Zoo Thinks It's A Good Idea To Let Visitors Enter Lion Enclosure
What could go wrong? 🤔
Walking into a lion cage is generally considered a bad idea — but one park in Europe doesn’t think so.
Taigan Safari Park, in Crimea, is encouraging visitors to not only enter the lion enclosures but also pose for photos with them, pet them and walk around inside the pens. The “walk with the lions” experience is available for guests who pay extra for the special feature.
The zoo’s choice to allow this risky endeavor is one that has stunned animal lovers — especially since a woman was mauled during one of the encounters last July. While posing for photographs with one of the big cats, the animal clamped down on her arm and began dragging her across the enclosure.
Fortunately the woman survived the incident — but experts are calling on the zoo to stop the dangerous practice once and for all.
“The instances where big cats harm or even kill tourists are tragic,” Thomas Pietsch, wildlife expert for Four Paws International, told The Dodo. “And the worst part is that these incidents are completely avoidable. Big cats such as lions and tigers should never be used as tourist attractions, particularly in activities where you can pet, feed, swim or play with them.”
While reputable sanctuaries and facilities prohibit contact with lions, the park’s owner, Oleg Zubkov, has shared many videos online of himself petting and swimming with the lions there. A video of Zubkov smacking one of the big cats with a shoe went viral last year when a fight broke out among the group of animals.
This is just the surface of the welfare issues seen at the park, which in the past has struggled to keep the lions fed. With a rampant breeding program, Taigan’s enclosures often look crowded, and fighting among males for territory is especially common.
The fighting also happens between lions who share abutting enclosures; they are often seen growling, snarling and pouncing at one another from behind their fences. Lions in photos with guests, however, seem so calm they nearly look asleep — which could mean the animals are drugged to make them less dangerous to guests, a common practice at some similar attractions.
Given the animals’ reclusive nature toward humans in the wild, combined with the stress of captivity, the constant exposure to people during these walkabouts can cause a lot of stress for the animals, Pietsch said.

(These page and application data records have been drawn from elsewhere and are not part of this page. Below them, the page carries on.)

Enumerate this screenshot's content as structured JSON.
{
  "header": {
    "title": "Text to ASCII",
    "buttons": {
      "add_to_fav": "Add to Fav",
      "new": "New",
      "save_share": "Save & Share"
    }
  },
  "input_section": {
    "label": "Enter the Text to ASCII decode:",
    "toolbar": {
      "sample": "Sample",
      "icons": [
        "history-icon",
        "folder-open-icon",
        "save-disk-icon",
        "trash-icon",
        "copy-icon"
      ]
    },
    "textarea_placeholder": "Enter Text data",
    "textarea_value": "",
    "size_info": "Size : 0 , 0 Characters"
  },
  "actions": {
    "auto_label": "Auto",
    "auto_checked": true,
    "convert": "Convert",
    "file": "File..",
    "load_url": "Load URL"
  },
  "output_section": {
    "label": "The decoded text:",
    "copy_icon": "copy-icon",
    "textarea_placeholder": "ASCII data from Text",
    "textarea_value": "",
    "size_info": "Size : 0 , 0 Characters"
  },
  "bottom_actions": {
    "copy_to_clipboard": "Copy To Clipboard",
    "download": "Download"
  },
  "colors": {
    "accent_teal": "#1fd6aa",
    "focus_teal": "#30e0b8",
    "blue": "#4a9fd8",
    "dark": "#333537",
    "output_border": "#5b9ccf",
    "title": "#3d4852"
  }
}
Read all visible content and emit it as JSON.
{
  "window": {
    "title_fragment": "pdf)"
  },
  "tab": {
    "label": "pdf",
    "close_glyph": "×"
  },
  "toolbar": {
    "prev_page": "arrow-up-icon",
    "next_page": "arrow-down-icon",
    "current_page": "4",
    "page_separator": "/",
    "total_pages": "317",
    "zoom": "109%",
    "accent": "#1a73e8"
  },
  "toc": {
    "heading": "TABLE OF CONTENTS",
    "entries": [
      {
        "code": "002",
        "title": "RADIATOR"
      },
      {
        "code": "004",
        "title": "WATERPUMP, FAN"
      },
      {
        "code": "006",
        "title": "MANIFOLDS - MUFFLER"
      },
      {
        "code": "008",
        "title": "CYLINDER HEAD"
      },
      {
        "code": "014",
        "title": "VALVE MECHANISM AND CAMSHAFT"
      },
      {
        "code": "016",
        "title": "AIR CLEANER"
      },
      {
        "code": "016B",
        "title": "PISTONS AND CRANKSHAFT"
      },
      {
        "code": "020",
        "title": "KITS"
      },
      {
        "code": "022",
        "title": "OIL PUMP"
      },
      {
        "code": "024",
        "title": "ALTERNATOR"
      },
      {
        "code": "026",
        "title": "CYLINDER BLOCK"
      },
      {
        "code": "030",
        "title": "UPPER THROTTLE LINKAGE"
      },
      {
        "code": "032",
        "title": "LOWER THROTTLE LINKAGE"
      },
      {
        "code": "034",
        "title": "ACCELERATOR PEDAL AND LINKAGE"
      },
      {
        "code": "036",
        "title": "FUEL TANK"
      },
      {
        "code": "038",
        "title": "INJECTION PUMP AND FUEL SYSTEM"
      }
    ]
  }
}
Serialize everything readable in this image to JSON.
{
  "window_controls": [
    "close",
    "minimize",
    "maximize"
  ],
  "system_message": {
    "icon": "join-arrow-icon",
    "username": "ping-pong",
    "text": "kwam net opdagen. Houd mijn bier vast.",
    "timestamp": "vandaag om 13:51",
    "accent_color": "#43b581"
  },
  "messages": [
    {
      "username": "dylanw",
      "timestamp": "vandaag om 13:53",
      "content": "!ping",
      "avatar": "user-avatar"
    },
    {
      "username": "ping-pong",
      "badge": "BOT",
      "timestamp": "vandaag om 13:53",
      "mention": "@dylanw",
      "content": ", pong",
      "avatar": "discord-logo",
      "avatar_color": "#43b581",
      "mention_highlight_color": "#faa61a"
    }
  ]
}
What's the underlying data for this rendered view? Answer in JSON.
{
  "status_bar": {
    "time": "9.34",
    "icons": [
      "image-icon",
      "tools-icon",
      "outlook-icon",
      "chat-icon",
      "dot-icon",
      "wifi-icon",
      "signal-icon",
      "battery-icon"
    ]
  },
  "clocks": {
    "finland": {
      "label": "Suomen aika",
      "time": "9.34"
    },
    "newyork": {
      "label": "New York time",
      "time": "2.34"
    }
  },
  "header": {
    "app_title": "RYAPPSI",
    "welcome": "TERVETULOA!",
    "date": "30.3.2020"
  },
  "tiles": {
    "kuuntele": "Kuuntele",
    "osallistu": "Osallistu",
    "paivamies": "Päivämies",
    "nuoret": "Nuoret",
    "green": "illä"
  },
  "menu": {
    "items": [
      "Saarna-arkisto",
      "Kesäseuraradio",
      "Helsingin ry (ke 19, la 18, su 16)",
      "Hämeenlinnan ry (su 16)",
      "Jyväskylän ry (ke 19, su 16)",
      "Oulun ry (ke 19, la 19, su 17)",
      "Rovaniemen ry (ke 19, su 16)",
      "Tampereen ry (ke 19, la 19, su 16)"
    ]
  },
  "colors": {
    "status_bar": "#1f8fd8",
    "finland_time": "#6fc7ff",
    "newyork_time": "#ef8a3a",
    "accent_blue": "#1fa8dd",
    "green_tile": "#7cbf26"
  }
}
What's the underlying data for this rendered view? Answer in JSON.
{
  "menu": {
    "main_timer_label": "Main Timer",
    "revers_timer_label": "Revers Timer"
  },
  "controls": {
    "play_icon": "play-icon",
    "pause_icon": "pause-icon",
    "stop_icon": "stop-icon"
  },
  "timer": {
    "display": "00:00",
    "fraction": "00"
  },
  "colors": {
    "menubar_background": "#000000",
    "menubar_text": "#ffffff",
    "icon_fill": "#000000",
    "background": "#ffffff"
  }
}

“As wild animals, they are dangerous and unpredictable and retain their wild instincts no matter how ‘tame’ they may appear,” Pietsch said.
That’s not only dangerous for visitors, but also for the lions. In cases where captive animals harm humans, it’s not uncommon for the animals to be put down, even though they’re just acting out of instinct.
“The stressful interactions with people and typically cruel treatment and handling of big cats for public use only exacerbate the problem; this can result in even the tiniest of actions triggering a big cat to lash out, leading to serious and lasting injuries for people, and often death for the animal itself,” Pietsch said.
While the park has garnered plenty of critics, spreading the word about how reckless this is for both people and animals will likely be the only way to deter the hands-on interactions.
“Four Paws urges the public to never participate in shows where you can interact with wild animals like tigers, lions, bears, apes, etc.,” Pietsch said. “Facilities that offer visitors a chance to feed, walk, pet or swim with an animal are in no way beneficial to that animal and pose a serious public safety risk.”